Almost EVERYONE covered through an employer, union, individual or Medicare Advantage Plan has a network of providers. Network providers have contracted with your insurer to abide by the insurer’s rules and to accept the insurer’s negotiated rates.
If avoiding unexpected medical bills is important to you, then you must understand your network. When verifying that a provider is in-network, use the Provider Search tool on your health insurance portal. Even if you find the provider, call the office to verify status because directories can be out of date.
Never ask “Do you accept my Plan?” The correct verbiage is “Are you in-network with __________” and specify your insurer AND the product.

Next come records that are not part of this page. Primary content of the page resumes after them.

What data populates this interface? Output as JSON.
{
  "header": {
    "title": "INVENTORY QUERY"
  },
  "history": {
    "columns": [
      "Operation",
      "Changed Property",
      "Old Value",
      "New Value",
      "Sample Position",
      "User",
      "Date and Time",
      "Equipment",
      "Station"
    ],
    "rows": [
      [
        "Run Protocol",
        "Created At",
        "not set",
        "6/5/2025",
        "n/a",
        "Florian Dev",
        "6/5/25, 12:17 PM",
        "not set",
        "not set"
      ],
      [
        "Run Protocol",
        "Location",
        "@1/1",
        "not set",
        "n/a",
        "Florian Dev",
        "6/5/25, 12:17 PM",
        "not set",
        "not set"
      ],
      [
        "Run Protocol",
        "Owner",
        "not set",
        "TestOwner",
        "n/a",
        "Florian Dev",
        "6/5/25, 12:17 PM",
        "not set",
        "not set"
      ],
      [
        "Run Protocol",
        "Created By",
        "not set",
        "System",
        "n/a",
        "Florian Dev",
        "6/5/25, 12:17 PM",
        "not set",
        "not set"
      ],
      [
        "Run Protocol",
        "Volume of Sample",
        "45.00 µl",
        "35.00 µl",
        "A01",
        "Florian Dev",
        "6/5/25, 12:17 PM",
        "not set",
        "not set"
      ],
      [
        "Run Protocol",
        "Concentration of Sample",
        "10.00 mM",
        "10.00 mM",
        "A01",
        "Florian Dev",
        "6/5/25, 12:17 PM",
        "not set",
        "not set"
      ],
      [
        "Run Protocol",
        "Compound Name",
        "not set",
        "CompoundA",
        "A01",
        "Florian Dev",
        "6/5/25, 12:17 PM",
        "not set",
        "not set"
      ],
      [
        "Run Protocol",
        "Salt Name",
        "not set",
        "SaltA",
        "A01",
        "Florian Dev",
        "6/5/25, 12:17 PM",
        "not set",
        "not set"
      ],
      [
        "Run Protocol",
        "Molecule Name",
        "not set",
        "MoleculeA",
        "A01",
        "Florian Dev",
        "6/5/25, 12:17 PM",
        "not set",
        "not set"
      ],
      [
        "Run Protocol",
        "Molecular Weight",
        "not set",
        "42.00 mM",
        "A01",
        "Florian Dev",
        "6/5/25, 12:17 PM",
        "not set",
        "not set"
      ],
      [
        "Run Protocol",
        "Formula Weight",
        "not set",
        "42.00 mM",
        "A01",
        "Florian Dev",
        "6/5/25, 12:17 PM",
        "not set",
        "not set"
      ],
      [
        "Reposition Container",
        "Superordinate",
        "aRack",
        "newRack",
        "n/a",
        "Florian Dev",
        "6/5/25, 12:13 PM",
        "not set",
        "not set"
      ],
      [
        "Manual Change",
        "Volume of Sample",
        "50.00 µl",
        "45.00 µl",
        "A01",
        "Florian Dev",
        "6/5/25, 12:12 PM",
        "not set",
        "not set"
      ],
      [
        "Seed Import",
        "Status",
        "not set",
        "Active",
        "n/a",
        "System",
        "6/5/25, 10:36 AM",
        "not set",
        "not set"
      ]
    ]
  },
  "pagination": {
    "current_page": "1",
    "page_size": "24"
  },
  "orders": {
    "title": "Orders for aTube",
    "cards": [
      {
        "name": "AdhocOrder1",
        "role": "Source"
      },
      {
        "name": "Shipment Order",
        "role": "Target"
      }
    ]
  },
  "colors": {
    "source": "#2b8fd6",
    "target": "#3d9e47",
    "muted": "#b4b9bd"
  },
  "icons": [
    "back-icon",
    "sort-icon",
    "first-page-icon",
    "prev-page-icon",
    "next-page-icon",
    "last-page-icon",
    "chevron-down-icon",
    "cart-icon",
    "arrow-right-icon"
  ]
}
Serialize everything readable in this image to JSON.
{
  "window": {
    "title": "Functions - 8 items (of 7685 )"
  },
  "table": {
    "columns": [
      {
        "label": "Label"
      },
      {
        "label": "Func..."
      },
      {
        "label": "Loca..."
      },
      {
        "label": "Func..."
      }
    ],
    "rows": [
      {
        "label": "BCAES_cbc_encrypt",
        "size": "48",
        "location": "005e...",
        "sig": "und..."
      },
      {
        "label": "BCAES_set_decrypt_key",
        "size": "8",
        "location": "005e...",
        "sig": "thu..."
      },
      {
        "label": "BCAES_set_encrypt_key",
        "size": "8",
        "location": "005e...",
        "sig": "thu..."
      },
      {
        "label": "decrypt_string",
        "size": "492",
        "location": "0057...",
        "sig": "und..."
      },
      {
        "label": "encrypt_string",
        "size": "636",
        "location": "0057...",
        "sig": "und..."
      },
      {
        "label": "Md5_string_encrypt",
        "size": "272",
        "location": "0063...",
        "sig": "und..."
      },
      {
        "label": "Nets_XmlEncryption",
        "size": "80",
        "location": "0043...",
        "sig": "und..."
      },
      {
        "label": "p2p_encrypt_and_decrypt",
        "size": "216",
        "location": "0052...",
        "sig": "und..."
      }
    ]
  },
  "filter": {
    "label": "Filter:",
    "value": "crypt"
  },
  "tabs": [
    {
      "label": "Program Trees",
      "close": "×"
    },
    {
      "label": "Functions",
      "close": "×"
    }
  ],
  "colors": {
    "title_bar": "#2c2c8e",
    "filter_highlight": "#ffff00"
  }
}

And don’t assume that all physicians in a given practice or physical location have the same relationship to an insurer.
There are certain categories of providers like ambulance and air ambulance that often don’t maintain in-network relationships. The best way to handle those situations is to ask the insurer to assume responsibility for negotiating with the provider, if at all possible. Surprise medical bill legislation takes effect in January 2022 which will provide more consumer protection in emergency situations.
There are other categories of providers affiliated with hospitals who often choose to be out-of-network such as emergency room physicians, anesthesiologists, and neonatologists. If you receive large, unexpected bills from these providers while you were receiving care at an in-network hospital, you should ask your insurer to negotiate directly with those providers. If the insurer will not, review your appeal process and consider filing an appeal with your insurer. Again, federal legislation taking effect in January 2022 will help protect consumers in these situations.
At times, in-network provider offices can engage in unfortunate billing practices, but because the providers have a contract with your Plan, you have more protection should that happen.